    25. Clinton, Kevin, 2001. "On Commodity-Sensitive Currencies and Inflation Targeting," Working Papers 01-3, Bank of Canada.
    26. Baxter, Marianne, 1994. "Real exchange rates and real interest differentials: Have we missed the business-cycle relationship?," Journal of Monetary Economics, Elsevier, vol. 33(1), pages 5-37, February.
    27. Patrick K. Asea, 1994. "The Balassa-Samuelson Model: A General Equilibrium Appraisal," UCLA Economics Working Papers 709, UCLA Department of Economics.
    28. Dixon, Huw D, 1999. "Controversy: Exchange Rates and Fundamentals," Economic Journal, Royal Economic Society, vol. 109(459), pages F652-54, November.
    Full references (including those not matched with items on IDEAS)

    This item is not listed on Wikipedia, on a reading list or among the top items on IDEAS.

    When requesting a correction, please mention this item's handle: RePEc:bca:bocawp:02-31. See general information about how to correct material in RePEc.

    For technical questions regarding this item, or to correct its authors, title, abstract, bibliographic or download information, contact: ()

    If you have authored this item and are not yet registered with RePEc, we encourage you to do it here. This allows to link your profile to this item. It also allows you to accept potential citations to this item that we are uncertain about.

    If references are entirely missing, you can add them using this form.

    If the full references list an item that is present in RePEc, but the system did not link to it, you can help with this form.

    If you know of missing items citing this one, you can help us creating those links by adding the relevant references in the same way as above, for each refering item. If you are a registered author of this item, you may also want to check the "citations" tab in your profile, as there may be some citations waiting for confirmation.

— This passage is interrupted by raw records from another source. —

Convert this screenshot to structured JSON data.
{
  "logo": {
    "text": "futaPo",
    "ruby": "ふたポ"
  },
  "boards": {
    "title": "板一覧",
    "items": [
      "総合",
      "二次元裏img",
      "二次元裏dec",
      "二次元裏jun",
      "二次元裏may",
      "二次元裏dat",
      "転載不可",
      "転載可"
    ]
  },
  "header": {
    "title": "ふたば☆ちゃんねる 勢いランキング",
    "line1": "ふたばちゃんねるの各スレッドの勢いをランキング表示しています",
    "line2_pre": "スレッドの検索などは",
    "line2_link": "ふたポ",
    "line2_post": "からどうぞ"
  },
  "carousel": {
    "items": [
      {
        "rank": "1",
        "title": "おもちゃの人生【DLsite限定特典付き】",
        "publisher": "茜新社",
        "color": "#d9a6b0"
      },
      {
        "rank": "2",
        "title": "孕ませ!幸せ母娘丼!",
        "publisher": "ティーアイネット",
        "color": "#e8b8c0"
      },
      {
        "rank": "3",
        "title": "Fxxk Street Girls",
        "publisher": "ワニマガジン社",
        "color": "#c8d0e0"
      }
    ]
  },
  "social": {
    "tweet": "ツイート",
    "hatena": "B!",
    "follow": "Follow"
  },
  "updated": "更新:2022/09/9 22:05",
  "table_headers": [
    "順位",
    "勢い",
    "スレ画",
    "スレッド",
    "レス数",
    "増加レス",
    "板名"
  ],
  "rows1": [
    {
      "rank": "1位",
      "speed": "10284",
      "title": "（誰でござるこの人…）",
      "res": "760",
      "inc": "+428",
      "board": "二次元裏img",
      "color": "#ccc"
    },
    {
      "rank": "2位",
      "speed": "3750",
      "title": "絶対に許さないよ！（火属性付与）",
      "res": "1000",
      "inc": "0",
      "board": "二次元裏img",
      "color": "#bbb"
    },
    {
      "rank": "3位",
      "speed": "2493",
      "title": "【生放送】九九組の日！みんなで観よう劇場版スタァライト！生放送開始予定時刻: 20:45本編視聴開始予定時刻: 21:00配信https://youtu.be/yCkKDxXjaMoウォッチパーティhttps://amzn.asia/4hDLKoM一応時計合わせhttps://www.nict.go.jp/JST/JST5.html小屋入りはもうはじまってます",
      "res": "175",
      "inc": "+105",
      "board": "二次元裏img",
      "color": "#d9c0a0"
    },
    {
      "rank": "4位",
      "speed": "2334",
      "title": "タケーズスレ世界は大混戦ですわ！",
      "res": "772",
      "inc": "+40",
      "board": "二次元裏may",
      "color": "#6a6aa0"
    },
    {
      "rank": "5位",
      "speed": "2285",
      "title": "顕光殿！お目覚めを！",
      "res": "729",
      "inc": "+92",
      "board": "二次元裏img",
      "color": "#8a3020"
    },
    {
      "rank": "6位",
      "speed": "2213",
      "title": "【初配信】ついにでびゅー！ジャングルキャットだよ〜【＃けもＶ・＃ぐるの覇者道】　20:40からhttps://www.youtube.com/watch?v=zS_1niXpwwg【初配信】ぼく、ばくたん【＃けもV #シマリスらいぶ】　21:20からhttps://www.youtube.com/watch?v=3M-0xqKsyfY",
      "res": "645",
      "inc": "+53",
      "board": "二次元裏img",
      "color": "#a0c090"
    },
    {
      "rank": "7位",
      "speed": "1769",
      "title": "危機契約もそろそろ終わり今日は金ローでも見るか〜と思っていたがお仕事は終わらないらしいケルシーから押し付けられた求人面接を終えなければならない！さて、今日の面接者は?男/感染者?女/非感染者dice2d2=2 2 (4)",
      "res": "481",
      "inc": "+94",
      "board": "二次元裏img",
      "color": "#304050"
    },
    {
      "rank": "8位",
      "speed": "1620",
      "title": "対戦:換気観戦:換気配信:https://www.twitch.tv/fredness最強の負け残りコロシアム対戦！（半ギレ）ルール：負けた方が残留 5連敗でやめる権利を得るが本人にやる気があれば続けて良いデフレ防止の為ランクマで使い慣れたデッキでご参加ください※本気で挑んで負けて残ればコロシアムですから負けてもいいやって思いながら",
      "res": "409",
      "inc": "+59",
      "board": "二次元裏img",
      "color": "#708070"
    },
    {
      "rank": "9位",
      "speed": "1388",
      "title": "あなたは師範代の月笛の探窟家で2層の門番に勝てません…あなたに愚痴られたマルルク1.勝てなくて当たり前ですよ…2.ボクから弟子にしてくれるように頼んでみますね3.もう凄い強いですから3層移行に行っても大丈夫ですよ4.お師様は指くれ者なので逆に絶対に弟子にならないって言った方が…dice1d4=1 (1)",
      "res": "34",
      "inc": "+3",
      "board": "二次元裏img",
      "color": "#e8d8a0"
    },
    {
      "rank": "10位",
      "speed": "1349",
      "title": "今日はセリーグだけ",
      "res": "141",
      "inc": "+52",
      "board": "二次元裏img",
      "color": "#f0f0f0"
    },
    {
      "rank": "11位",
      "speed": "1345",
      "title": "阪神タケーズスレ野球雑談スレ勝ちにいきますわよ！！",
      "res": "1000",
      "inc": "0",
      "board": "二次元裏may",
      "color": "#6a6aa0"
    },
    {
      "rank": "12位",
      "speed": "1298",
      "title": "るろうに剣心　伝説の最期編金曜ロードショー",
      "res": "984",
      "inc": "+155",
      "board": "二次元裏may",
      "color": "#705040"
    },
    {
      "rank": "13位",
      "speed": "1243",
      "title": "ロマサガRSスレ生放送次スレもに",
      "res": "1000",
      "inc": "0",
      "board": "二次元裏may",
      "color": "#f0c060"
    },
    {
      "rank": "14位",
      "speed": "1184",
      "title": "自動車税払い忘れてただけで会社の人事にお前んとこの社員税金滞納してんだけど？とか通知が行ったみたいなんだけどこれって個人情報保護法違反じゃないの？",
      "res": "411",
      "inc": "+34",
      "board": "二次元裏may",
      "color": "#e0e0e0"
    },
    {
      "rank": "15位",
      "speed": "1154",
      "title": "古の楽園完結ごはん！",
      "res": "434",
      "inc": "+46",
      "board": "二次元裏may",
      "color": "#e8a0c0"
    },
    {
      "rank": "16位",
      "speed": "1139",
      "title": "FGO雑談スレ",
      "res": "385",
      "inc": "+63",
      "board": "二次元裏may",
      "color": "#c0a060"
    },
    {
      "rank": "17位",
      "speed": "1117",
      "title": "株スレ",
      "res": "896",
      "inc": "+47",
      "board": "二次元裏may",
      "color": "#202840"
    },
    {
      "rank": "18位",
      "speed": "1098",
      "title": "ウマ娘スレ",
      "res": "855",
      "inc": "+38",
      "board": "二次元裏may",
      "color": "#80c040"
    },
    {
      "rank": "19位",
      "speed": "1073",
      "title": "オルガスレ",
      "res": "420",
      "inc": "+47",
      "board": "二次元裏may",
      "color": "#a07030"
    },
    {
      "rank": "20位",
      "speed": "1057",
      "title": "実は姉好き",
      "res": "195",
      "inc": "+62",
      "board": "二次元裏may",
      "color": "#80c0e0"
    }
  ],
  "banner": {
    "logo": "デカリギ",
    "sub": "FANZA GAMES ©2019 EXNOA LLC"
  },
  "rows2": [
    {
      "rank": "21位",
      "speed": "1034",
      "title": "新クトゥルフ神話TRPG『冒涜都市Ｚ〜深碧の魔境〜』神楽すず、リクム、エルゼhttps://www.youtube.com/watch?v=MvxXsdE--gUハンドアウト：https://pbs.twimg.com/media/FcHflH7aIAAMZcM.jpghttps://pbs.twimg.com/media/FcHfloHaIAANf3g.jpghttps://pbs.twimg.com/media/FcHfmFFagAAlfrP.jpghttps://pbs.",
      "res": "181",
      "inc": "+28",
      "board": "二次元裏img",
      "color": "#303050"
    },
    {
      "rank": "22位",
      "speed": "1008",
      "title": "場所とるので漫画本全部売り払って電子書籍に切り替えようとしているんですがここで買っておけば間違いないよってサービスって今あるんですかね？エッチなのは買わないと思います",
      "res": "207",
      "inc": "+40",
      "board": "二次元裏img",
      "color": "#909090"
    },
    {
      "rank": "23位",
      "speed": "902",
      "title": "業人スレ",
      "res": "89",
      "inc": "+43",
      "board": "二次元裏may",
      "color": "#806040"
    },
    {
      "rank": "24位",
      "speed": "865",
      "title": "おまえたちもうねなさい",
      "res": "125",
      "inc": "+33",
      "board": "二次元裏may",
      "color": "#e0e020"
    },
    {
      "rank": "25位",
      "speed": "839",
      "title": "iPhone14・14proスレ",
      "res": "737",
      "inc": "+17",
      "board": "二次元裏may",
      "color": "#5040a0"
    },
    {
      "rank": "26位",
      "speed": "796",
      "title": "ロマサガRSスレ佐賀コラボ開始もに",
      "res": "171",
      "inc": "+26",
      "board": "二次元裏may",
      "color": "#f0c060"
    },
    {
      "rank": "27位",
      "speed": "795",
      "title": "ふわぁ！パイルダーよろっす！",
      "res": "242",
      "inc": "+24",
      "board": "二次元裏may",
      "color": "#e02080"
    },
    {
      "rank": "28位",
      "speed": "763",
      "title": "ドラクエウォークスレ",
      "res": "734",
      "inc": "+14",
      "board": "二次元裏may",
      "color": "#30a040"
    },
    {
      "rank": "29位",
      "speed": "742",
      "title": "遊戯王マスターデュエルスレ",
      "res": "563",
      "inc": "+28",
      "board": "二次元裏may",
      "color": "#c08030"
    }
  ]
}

    Please note that corrections may take a couple of weeks to filter through the various RePEc services.

    This information is provided to you by IDEAS at the Research Division of the Federal Reserve Bank of St. Louis using RePEc data.